(Data about app and page elements)
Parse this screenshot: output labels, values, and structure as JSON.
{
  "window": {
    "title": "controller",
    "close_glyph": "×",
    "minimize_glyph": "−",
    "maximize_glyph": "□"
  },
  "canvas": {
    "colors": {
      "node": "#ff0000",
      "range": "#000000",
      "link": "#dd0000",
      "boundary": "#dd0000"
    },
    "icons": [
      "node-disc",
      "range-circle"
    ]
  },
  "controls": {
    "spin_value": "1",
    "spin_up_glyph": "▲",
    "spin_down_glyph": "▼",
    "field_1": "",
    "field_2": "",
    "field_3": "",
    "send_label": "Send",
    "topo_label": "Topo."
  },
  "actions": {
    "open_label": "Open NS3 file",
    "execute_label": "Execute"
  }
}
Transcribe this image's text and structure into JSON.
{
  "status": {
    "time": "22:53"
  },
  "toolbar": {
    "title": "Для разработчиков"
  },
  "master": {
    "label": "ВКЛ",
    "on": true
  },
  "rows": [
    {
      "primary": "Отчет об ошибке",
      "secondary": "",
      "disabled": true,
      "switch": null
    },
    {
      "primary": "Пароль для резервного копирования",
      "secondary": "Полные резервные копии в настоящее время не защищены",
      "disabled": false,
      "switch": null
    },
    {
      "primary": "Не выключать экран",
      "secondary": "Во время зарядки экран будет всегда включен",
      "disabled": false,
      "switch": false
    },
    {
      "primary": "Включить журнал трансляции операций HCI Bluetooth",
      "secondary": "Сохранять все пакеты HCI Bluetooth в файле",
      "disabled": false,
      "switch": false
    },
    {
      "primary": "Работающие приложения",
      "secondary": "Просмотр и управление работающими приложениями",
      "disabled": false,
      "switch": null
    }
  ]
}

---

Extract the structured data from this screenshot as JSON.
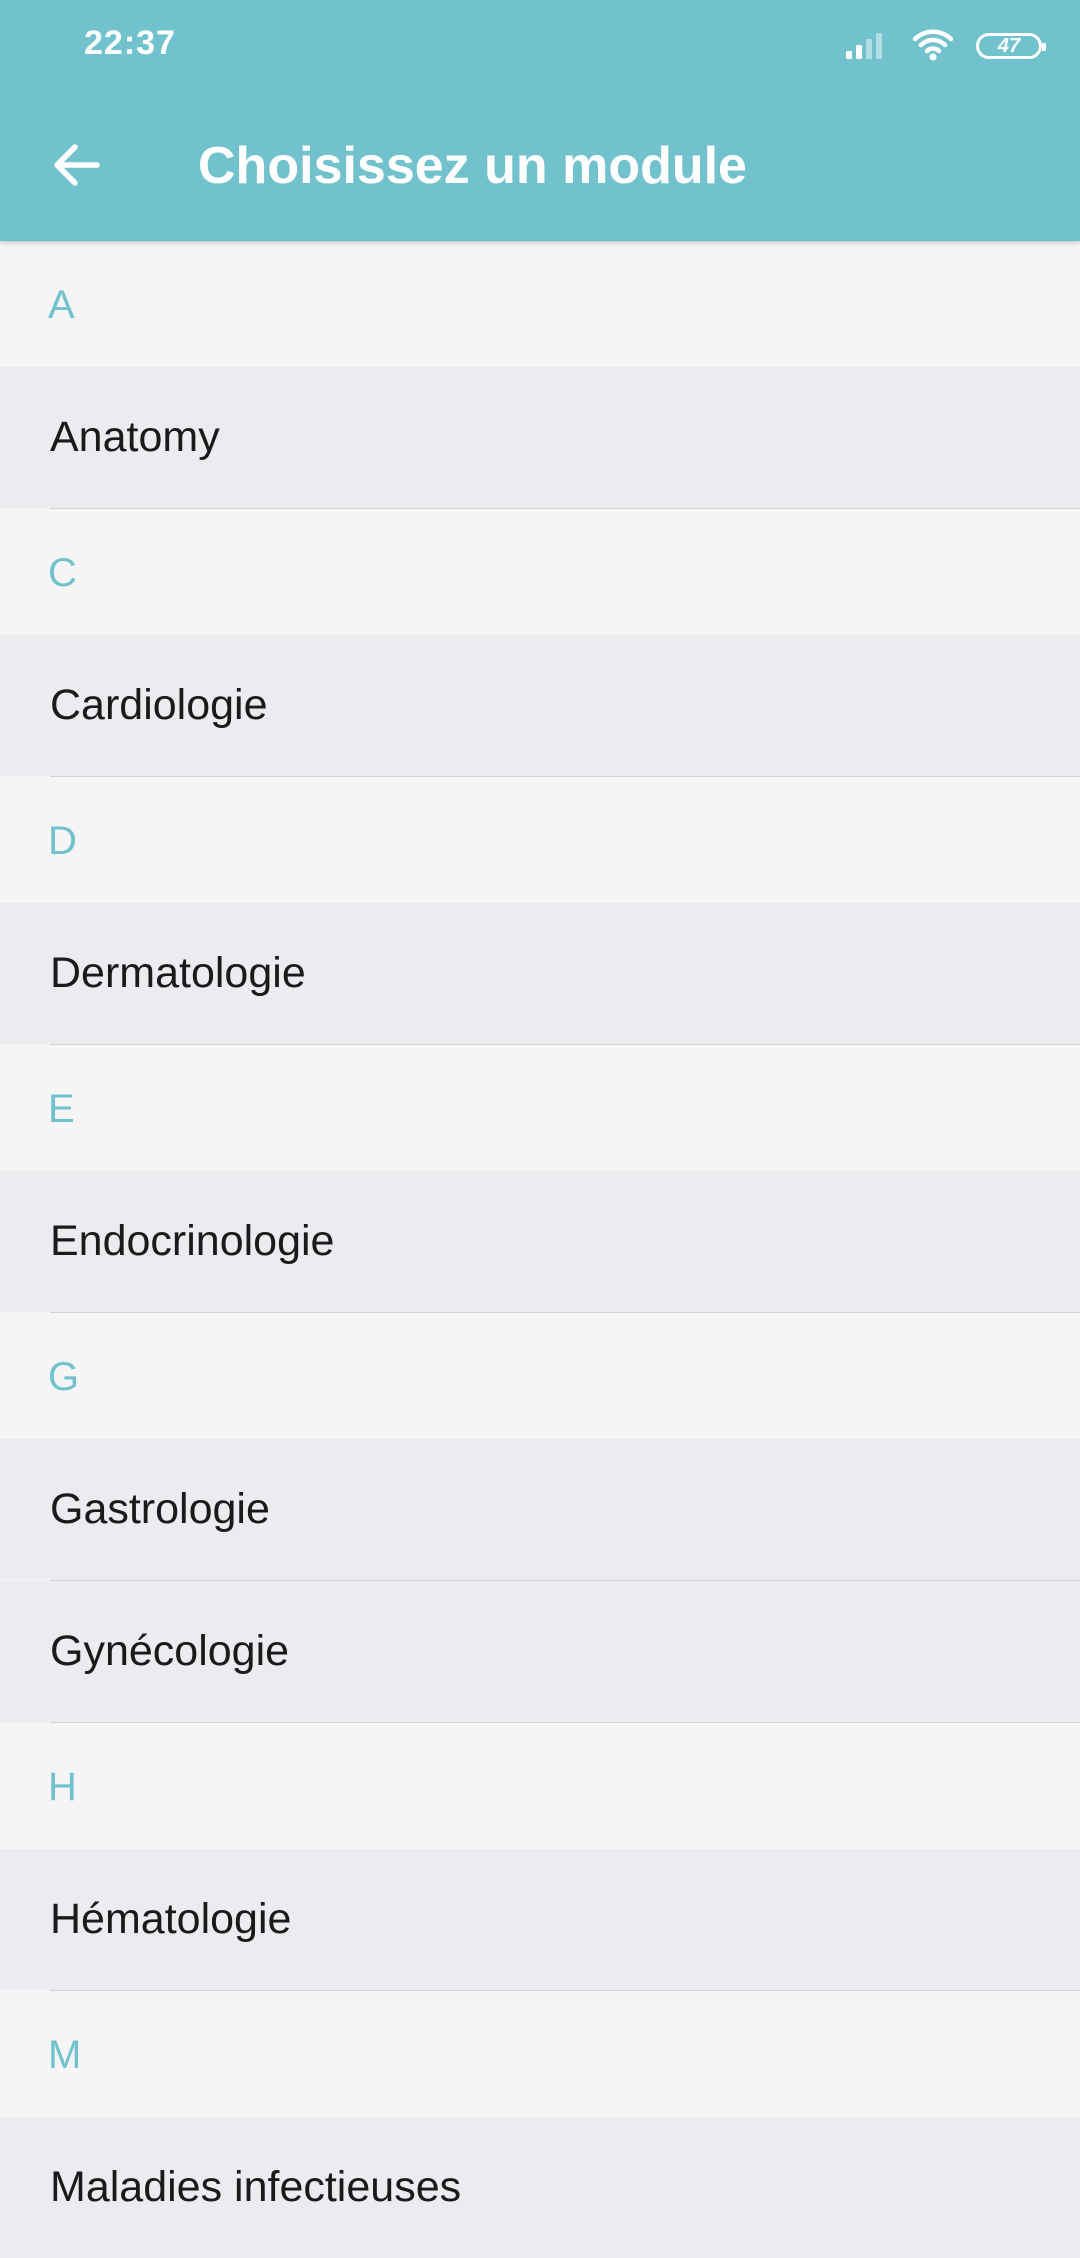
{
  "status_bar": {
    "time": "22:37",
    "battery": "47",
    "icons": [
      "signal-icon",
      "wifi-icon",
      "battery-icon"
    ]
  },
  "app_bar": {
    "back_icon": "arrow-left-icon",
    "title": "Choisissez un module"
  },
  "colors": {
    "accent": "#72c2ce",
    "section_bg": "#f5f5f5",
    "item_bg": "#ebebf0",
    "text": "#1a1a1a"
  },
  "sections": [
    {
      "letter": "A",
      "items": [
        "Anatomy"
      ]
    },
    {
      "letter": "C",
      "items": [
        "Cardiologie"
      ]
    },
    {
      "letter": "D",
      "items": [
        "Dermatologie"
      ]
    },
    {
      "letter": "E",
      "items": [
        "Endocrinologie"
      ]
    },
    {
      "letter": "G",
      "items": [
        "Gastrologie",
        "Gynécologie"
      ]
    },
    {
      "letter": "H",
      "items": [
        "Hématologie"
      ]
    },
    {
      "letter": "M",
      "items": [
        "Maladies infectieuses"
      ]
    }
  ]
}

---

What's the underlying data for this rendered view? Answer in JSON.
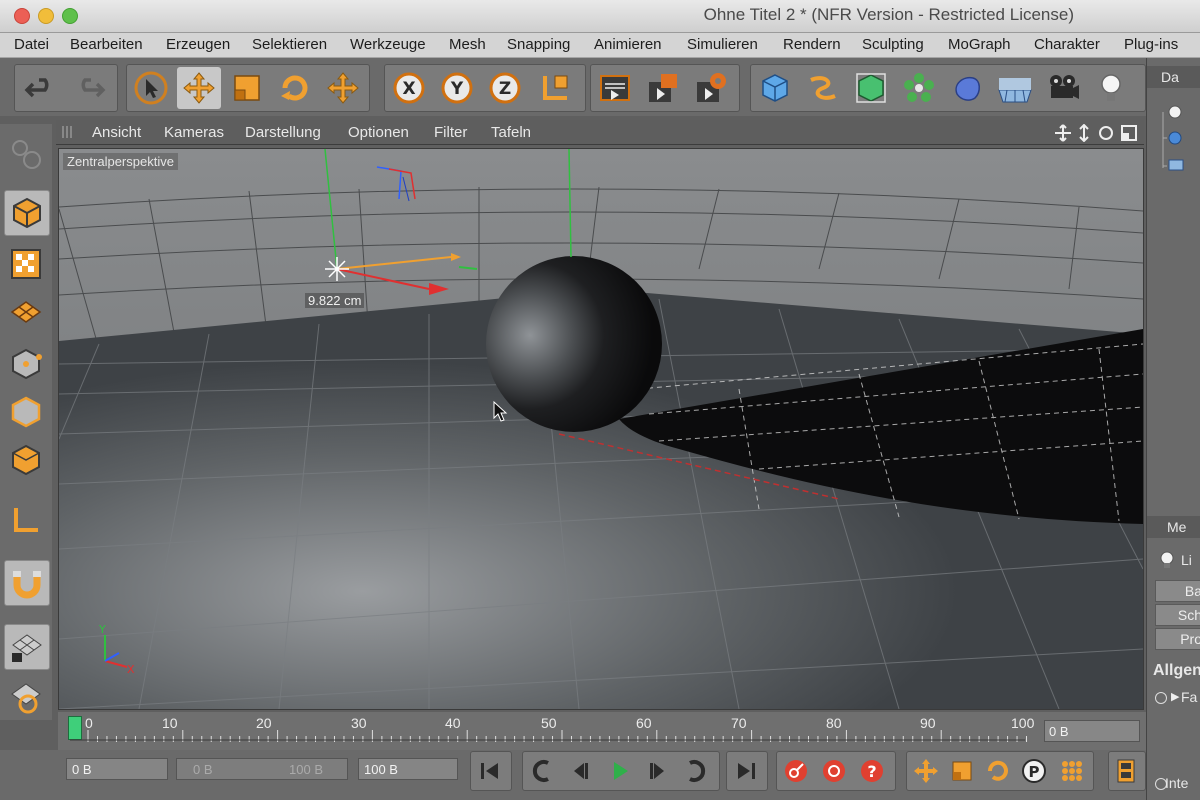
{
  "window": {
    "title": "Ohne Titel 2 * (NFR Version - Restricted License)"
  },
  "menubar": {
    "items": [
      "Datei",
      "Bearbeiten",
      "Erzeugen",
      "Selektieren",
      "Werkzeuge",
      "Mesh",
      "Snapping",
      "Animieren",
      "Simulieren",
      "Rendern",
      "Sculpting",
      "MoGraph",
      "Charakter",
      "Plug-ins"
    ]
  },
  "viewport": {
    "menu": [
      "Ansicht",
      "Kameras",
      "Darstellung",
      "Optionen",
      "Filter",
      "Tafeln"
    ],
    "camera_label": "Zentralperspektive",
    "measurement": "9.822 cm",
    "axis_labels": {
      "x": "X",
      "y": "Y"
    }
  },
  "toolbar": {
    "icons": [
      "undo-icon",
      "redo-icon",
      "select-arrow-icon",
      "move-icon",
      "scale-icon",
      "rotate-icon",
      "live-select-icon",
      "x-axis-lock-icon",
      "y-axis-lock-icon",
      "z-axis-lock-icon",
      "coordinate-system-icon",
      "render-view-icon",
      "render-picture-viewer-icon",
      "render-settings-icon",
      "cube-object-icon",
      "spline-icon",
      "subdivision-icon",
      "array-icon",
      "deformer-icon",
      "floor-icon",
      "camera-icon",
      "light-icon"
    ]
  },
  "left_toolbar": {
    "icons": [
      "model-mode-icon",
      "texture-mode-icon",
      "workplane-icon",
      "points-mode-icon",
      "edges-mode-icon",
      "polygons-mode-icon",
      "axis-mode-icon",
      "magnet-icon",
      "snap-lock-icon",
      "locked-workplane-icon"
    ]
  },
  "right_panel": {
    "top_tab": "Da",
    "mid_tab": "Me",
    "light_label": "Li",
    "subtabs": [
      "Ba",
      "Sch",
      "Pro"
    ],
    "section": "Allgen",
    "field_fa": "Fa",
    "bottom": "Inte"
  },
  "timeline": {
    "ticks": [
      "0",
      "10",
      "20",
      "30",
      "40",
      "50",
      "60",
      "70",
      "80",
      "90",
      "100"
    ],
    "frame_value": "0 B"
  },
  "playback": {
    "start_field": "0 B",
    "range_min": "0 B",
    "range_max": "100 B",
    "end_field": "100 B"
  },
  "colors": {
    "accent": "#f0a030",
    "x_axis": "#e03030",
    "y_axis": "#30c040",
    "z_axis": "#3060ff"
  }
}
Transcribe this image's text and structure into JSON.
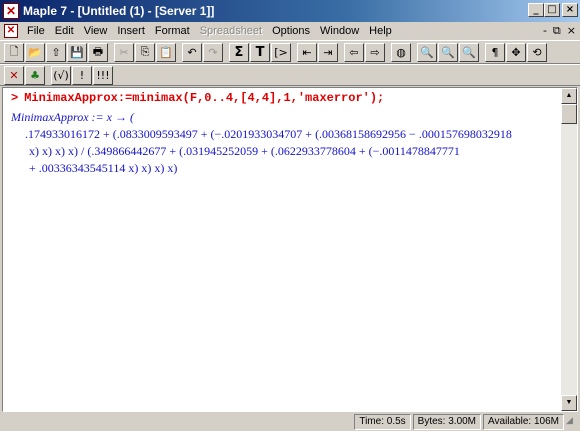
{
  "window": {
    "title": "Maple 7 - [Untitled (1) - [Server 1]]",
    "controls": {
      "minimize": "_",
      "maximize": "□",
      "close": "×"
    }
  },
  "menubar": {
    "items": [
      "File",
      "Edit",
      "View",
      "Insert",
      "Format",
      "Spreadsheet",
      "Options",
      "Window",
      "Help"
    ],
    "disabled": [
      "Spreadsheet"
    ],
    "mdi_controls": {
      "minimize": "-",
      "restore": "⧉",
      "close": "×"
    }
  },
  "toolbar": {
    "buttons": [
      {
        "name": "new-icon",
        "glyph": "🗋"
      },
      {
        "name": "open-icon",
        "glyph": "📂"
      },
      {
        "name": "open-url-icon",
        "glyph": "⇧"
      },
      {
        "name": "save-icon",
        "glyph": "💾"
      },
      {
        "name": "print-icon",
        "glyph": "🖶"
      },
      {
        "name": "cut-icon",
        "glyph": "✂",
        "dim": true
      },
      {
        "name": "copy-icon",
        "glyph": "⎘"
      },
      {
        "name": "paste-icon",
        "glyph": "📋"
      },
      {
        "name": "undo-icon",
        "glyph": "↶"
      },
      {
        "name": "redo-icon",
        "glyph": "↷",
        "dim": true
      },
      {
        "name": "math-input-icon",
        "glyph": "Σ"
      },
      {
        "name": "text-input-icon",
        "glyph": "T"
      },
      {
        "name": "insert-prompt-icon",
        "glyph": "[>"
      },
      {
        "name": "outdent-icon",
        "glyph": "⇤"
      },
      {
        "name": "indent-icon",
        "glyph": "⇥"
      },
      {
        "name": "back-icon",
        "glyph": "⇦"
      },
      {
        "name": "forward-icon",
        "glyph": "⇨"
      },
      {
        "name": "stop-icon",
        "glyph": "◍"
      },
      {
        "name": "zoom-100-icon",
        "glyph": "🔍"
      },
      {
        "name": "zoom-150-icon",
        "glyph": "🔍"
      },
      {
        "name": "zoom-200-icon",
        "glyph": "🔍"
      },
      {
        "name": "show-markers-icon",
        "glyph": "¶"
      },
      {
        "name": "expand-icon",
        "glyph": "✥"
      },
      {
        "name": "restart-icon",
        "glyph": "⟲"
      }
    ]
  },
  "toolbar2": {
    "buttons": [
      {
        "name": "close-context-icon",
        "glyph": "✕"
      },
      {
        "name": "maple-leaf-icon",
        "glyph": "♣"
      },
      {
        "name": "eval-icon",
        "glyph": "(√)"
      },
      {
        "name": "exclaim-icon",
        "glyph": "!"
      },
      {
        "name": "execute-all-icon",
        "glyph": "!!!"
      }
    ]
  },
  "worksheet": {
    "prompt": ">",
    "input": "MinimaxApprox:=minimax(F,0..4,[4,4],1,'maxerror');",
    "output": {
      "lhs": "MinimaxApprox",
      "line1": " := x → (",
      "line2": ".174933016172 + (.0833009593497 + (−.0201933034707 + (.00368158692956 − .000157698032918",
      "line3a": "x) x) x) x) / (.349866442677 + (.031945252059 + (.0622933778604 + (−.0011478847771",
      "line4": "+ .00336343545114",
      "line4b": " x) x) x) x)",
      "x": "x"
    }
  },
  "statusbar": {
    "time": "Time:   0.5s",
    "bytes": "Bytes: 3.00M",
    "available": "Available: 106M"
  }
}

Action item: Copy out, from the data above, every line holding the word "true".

Response box:
    "on": true
      "disabled": true,
        "dim": true
        "dim": true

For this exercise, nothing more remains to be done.